START RAW DATA
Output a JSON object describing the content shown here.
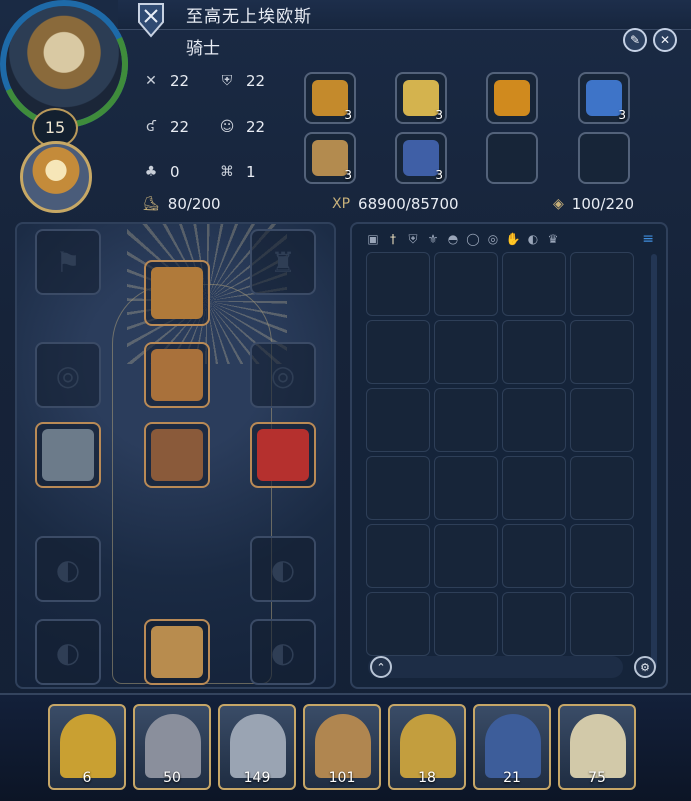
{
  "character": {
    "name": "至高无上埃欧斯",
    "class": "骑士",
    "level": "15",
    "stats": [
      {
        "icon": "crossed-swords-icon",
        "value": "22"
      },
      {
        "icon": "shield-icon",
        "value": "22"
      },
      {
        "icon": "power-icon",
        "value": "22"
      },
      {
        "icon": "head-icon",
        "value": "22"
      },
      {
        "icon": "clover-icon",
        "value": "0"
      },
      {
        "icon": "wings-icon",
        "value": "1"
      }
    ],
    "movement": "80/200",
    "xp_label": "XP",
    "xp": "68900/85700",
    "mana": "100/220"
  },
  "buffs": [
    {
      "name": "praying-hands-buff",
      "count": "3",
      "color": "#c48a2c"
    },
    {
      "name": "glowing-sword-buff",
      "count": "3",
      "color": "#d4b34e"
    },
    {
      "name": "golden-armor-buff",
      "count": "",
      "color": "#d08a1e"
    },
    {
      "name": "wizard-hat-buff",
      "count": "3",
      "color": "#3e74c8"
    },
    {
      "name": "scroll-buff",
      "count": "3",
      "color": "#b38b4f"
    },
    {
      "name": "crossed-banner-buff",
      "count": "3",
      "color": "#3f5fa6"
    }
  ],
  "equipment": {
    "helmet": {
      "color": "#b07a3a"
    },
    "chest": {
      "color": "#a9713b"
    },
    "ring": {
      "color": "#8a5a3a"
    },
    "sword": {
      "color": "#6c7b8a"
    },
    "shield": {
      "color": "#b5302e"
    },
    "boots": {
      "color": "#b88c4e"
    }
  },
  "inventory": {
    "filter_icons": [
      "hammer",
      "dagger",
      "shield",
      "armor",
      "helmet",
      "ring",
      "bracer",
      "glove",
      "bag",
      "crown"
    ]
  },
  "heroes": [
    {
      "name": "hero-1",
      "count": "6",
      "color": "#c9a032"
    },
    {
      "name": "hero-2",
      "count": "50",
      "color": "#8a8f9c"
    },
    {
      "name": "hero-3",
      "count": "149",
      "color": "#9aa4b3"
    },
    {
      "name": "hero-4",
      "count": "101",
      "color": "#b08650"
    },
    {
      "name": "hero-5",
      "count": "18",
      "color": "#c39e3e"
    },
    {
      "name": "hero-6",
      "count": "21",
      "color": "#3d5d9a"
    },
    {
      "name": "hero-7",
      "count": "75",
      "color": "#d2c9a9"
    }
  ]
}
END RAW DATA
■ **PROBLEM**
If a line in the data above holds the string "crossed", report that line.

■ **WRITTEN ANSWER**
        "icon": "crossed-swords-icon",
      "name": "crossed-banner-buff",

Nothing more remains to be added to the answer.